- WORK INSTRUCTIONS -
The number of lines below holding the string "teether" is the only answer wanted.

- SUPPLIED ENTRIES -
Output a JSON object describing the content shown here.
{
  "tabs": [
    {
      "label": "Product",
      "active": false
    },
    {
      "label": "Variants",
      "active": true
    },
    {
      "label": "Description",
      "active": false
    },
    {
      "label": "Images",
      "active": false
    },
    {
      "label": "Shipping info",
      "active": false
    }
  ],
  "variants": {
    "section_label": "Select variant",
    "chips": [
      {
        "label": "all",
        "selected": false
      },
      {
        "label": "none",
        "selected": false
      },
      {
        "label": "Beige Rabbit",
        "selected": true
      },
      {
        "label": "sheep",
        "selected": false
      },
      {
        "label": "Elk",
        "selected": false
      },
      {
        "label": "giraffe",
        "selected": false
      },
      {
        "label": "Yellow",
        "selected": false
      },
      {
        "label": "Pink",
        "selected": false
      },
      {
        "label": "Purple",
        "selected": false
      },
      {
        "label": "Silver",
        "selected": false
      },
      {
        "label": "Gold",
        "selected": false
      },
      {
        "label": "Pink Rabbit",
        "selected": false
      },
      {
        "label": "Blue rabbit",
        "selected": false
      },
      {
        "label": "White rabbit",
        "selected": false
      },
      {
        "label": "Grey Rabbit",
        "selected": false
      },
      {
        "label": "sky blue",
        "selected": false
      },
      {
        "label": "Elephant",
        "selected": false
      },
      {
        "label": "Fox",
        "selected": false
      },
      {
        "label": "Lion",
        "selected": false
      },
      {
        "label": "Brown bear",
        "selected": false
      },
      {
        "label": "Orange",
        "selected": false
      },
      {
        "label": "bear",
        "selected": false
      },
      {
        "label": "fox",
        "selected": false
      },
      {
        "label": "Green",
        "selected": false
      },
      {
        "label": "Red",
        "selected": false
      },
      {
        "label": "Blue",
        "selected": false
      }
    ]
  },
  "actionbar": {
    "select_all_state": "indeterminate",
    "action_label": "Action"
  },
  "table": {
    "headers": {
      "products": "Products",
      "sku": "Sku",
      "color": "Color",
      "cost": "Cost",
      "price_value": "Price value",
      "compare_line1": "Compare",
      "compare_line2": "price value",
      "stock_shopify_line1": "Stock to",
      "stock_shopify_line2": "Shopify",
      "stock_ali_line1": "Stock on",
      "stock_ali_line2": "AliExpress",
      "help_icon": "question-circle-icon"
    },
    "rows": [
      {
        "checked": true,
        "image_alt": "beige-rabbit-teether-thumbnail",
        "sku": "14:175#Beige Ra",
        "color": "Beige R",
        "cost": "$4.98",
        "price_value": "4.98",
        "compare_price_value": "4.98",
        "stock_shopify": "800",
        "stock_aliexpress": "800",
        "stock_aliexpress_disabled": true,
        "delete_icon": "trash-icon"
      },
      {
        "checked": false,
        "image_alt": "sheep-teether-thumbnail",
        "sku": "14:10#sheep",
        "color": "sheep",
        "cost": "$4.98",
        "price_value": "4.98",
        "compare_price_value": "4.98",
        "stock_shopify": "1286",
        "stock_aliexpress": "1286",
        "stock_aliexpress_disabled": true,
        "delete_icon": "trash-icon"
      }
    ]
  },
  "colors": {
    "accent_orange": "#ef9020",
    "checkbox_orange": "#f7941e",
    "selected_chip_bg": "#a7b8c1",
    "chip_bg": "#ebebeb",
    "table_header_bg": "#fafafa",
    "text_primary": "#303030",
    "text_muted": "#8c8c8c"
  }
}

- SOLUTION -
2